"If those values have any meaning, then they need to stand up for them," said Craig Smith, chair in ethics and social responsibility at INSEAD Business School in France. "Something that started out largely economic is not just the economics anymore. It's become part of the identity of the organization."
That diversity commitment was tested as same-sex marriage fights made their way through the courts and state-level laws viewed by critics as discriminatory toward LGBT groups sprang up in state after state. Companies had an incentive to speak out to avoid the patchwork of state laws that can complicate their operations and limit employee mobility between states. But doing so also helped them appear more accountable to the diversity and inclusion programs they were touting internally, and dozens signed on against laws in such states as Arizona, Georgia, Indiana and North Carolina. In the latter state, more than 200 companies signed a letter to oppose the state's so-called "bathroom bill."
Companies "got their feet wet around LGBTQ issues," said Beck Bailey, deputy director of employee engagement for the advocacy group Human Rights Campaign. "I think once they got to that place, they felt that same internal and external pressure of living up to their stated values" when it came to other groups. "In this day and age, there's more, 'OK, then what are you going to do about it?' "
That's exactly the sentiment Taylor says many tech workers have been pushing their employers to uphold in the weeks since Trump took office. Tech workers, he said, are lucky to have the choice of speaking out without fearing for their jobs. "Most of America doesn't. So let's use that power to hold our tech leaders to the ideals that they tell us about every day.

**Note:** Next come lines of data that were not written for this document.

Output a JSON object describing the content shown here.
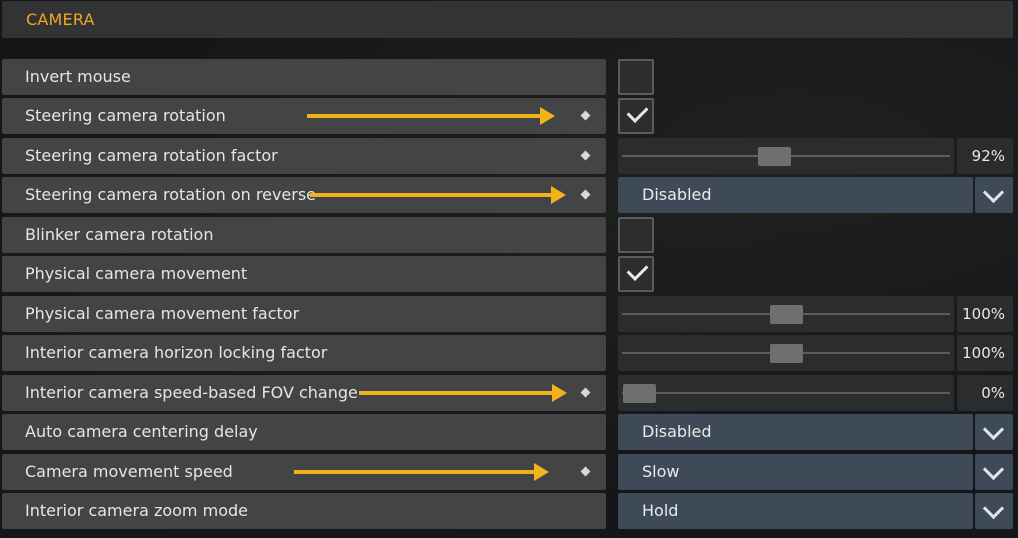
{
  "section": {
    "title": "CAMERA"
  },
  "rows": [
    {
      "label": "Invert mouse",
      "control": "checkbox",
      "checked": false,
      "modified": false,
      "arrow": false
    },
    {
      "label": "Steering camera rotation",
      "control": "checkbox",
      "checked": true,
      "modified": true,
      "arrow": true
    },
    {
      "label": "Steering camera rotation factor",
      "control": "slider",
      "value_text": "92%",
      "value": 0.92,
      "modified": true,
      "arrow": false
    },
    {
      "label": "Steering camera rotation on reverse",
      "control": "dropdown",
      "selected": "Disabled",
      "modified": true,
      "arrow": true
    },
    {
      "label": "Blinker camera rotation",
      "control": "checkbox",
      "checked": false,
      "modified": false,
      "arrow": false
    },
    {
      "label": "Physical camera movement",
      "control": "checkbox",
      "checked": true,
      "modified": false,
      "arrow": false
    },
    {
      "label": "Physical camera movement factor",
      "control": "slider",
      "value_text": "100%",
      "value": 1.0,
      "modified": false,
      "arrow": false
    },
    {
      "label": "Interior camera horizon locking factor",
      "control": "slider",
      "value_text": "100%",
      "value": 1.0,
      "modified": false,
      "arrow": false
    },
    {
      "label": "Interior camera speed-based FOV change",
      "control": "slider",
      "value_text": "0%",
      "value": 0.0,
      "modified": true,
      "arrow": true
    },
    {
      "label": "Auto camera centering delay",
      "control": "dropdown",
      "selected": "Disabled",
      "modified": false,
      "arrow": false
    },
    {
      "label": "Camera movement speed",
      "control": "dropdown",
      "selected": "Slow",
      "modified": true,
      "arrow": true
    },
    {
      "label": "Interior camera zoom mode",
      "control": "dropdown",
      "selected": "Hold",
      "modified": false,
      "arrow": false
    }
  ],
  "colors": {
    "accent": "#f0a81e",
    "arrow": "#f2b318",
    "row_bg": "#434445",
    "dropdown_bg": "#3e4a57"
  },
  "icons": {
    "checkmark": "check-icon",
    "dropdown": "chevron-down-icon",
    "modified": "diamond-icon",
    "annotation": "arrow-icon"
  }
}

"They tell us they want to change the world," he said. "Now's our chance."